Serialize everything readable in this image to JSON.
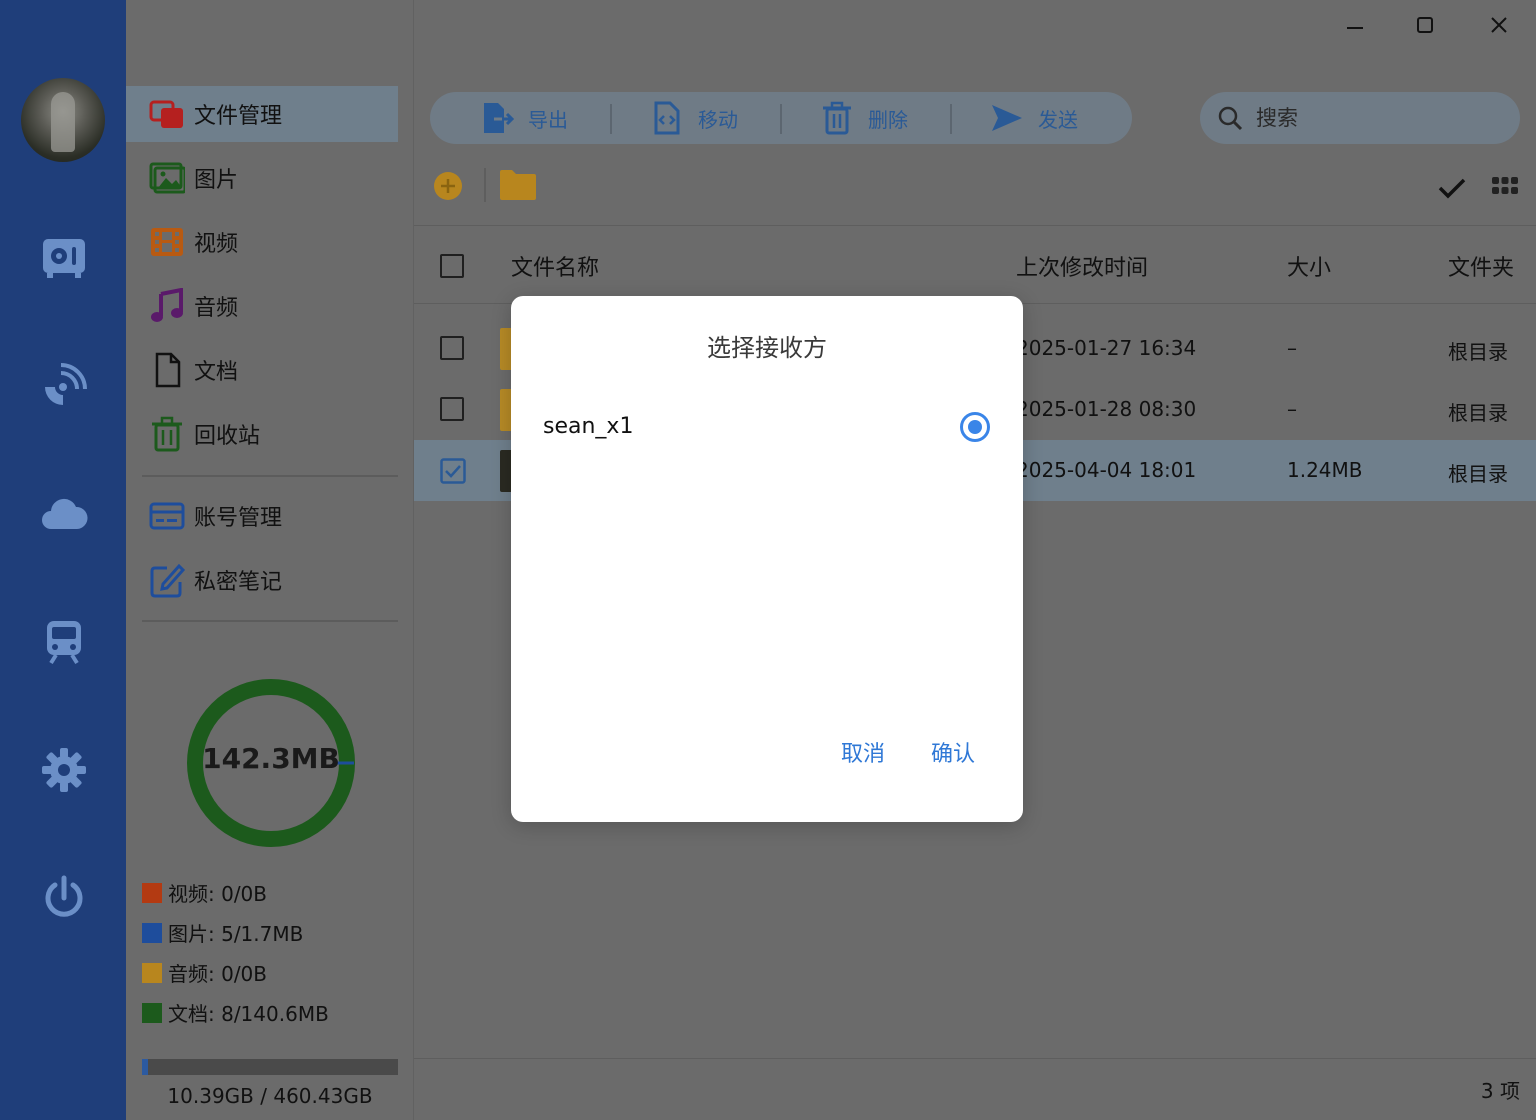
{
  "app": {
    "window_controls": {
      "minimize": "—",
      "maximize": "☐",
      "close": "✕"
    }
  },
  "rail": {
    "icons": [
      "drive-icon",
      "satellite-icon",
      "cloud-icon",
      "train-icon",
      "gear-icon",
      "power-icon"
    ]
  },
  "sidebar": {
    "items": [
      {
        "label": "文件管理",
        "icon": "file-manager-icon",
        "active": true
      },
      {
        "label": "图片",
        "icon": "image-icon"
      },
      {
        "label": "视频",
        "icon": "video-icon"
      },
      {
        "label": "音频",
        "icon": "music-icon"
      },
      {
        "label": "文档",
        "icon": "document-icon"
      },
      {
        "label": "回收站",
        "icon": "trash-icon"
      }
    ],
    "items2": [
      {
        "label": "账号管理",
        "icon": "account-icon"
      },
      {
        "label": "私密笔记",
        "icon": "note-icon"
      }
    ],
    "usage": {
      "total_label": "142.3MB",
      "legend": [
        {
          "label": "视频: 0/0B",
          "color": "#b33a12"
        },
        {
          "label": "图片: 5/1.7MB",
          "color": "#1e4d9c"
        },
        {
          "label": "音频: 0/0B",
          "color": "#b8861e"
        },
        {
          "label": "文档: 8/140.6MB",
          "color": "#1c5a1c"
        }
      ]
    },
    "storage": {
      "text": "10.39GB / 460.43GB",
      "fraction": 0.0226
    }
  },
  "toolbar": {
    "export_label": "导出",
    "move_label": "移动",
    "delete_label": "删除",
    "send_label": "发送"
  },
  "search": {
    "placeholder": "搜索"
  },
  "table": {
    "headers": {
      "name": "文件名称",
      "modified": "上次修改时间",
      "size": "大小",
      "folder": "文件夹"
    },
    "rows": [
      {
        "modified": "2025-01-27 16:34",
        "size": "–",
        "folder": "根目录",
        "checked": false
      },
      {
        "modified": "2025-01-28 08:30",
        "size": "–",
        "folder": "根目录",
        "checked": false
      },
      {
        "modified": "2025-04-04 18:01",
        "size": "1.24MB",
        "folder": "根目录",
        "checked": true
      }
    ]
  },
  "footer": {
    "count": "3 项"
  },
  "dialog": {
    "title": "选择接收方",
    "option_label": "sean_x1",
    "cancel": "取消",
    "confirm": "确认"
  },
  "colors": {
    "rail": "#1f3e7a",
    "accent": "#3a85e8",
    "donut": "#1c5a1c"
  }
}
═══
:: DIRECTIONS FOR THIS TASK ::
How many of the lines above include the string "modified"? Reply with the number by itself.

:: SOLUTION TO THE PROBLEM ::
4